Colorful buildings line historic Dauphin Street in the heart of downtown Mobile
Enjoying the Dauphin Street Beer Festival
The sun sets over scenic Mobile Bay
USS Alabama Battleship Memorial Park stands majestically in Mobile Bay
A scenic stroll through Bellingrath Gardens & Home, decorated by blooming azaleas
The award-winning displays of Clotilda: The Exhibition at the Africatown Heritage Center
Fresh Gulf oysters, a locally-sourced delicacy
Masked revelers entertain crowds at a nighttime Mardi Gras parade
A spectacular holiday display at Bellingrath Gardens’ Magic Christmas in Lights event
The exterior of the historic Condé-Charlotte Museum
Historic charm and the birthplace of Mardi Gras in the USA
Walk Through History
A number of heritage sites showcase over 300 years of Mobile history. Start with the History Museum of Mobile, whose four sites also include Colonial Fort Condé, the Phoenix Fire Museum and the newly opened Africatown Heritage House. The latter is home to Clotilda: The Exhibition, which tells the story of the last ship to enter the U.S. carrying enslaved people. These 110 men and women formed what is now known as the Africatown community. For an in-depth look at Black history in Mobile, take a walking or coach tour of the Dora Franklin Finley African-American Heritage Trail. For a dose of culture, browse the world-class art collection of the nationally-certified Mobile Museum of Art.
Strolling downtown, you’ll encounter historic churches and homes that demonstrate impressive architecture throughout the centuries. Highlights include the Cathedral-Basilica of the Immaculate Conception and a series of Victorian, Italianate and Greek Revival-style homes like the Condé-Charlotte Museum house and the Richards-DAR House Museum. Outside the heart of the city, the Bellingrath Gardens & Home are the epitome of Southern charm. March and April are especially beautiful months to visit Alabama, when the roses and azaleas are in full bloom.
Military history is also on display at American Civil War-era Fort Gaines and Fort Morgan State Historic Site, which guard the entrance to Mobile Bay. At the USS ALABAMA Battleship Memorial Park, board an authentic World War II vessel to explore its decks and go inside the USS DRUM submarine.

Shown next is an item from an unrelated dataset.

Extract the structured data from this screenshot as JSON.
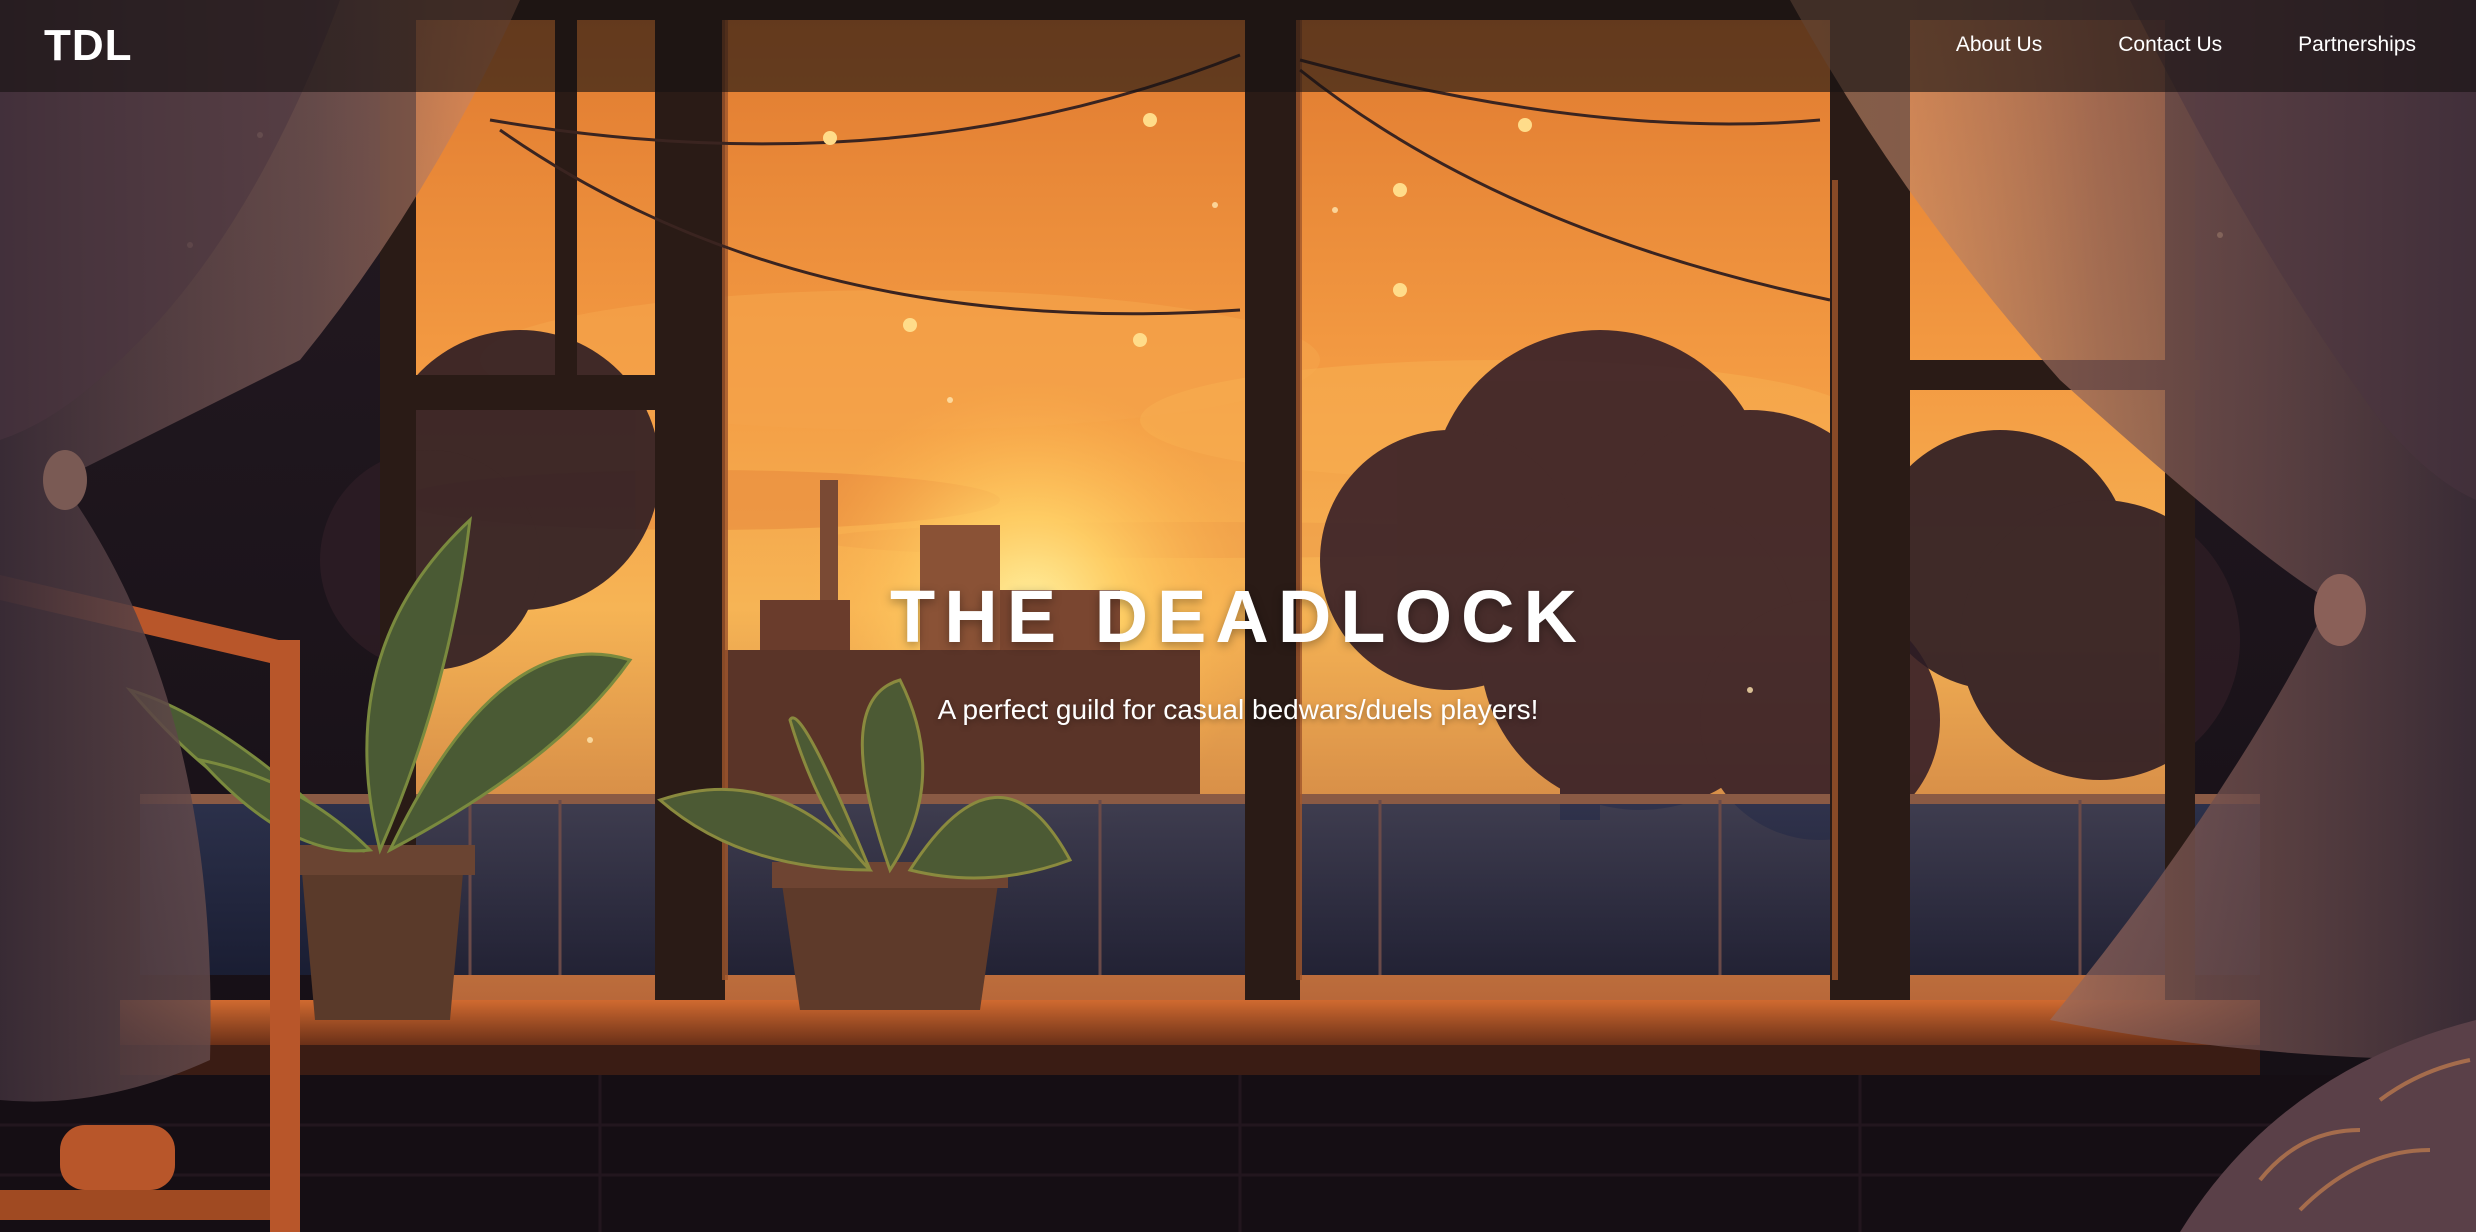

On the Water
This port city is nestled on Mobile Bay, which provides a gateway to the Gulf of Mexico and sugar-sand beaches. Soak up the sun and enjoy coastal breezes on Dauphin Island, a popular beach escape where you can go on boating adventures like deep-sea fishing. Farther inland, the vast Mobile-Tensaw River Delta – known as the “American Amazon” – has a diverse ecosystem teeming with wildlife. An airboat ride is a thrilling way to explore these wetlands where you can spot alligators and hundreds of bird species. Go at a slower pace by kayak to see all that the second-largest delta in the USA has to offer.
Mardi Gras Festivities
Though you might associate Mardi Gras celebrations with New Orleans, Louisiana – a two-hour drive west – Mobile is the birthplace of Mardi Gras in North America, with the first festivities taking place in 1703. This long-standing Carnival celebration continues every year with parades, balls and street parties. February is a great time to visit, when mild winter temperatures make for comfortable Mardi Gras celebrations. Get a taste of the revelry year-round at the Mobile Carnival Museum, which chronicles the event’s history and puts a wide range of memorabilia, props, costumes and floats on display.
Mobile is the birthplace of baseball greats Satchel Paige and Hank Aaron.
Mobile boasts four nicknames: The Port City, The Azalea City, The City of Six Flags and The Gateway to the Gulf.
Photo: Visit Mobile
MoonPie, a sweet treat made of graham cookies, marshmallow and chocolate, is so beloved in Mobile that the city celebrates New Year’s Eve by dropping a 272-kilogram electric version at midnight.
Photo: Visit Mobile